"Some 52 percent of public sector workers are sitting below the national productivity average",
And people are surprised at this? Just call the IRD and see how productive they are, and you would believe this number could be a lot higher if all public departments were not averaged.

The real problem is that much of what either public servants or outsourced contractors produce is either of no value,or of the negative value that it gets in the way of the productive sector.

Rather than outsourcing we need a good hard look at the output of government departments. If it is worthwhile, privatise it, if not, scrap it.

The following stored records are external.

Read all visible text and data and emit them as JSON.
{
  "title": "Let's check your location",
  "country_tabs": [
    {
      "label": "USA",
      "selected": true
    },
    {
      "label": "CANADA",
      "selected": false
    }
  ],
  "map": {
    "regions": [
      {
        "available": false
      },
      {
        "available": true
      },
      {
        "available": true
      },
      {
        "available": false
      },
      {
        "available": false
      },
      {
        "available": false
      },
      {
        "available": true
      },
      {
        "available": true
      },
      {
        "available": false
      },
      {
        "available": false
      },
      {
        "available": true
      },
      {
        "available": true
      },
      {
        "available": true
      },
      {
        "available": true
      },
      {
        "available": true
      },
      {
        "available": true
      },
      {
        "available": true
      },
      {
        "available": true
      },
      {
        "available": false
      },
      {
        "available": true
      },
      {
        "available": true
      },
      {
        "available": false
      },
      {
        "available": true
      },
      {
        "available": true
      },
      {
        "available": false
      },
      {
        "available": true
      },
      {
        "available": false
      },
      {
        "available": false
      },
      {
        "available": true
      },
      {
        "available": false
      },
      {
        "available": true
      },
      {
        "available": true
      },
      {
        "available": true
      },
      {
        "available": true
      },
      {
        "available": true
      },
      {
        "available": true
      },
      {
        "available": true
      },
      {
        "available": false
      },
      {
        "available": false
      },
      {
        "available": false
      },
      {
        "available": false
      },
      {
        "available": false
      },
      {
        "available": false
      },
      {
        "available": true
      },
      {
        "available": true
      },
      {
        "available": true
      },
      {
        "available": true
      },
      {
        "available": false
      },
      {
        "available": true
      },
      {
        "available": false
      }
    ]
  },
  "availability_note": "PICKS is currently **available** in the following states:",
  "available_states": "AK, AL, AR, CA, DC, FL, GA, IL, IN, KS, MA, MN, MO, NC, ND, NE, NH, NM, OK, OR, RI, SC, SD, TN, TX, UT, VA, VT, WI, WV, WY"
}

On the day I was arrested for speaking out about council, one of the comments I made questioned why AK council had a record number of employees, had the lowest ever number of applications and yet still used outside consultants? I also questioned why John KEY that day had said he would bring the processing time down for resource consents to 6 months, when its currently 10-40 days? this was just before election. That thread got me arrested with bail condition gag orders set by John KEY. This vid is an introduction to these events.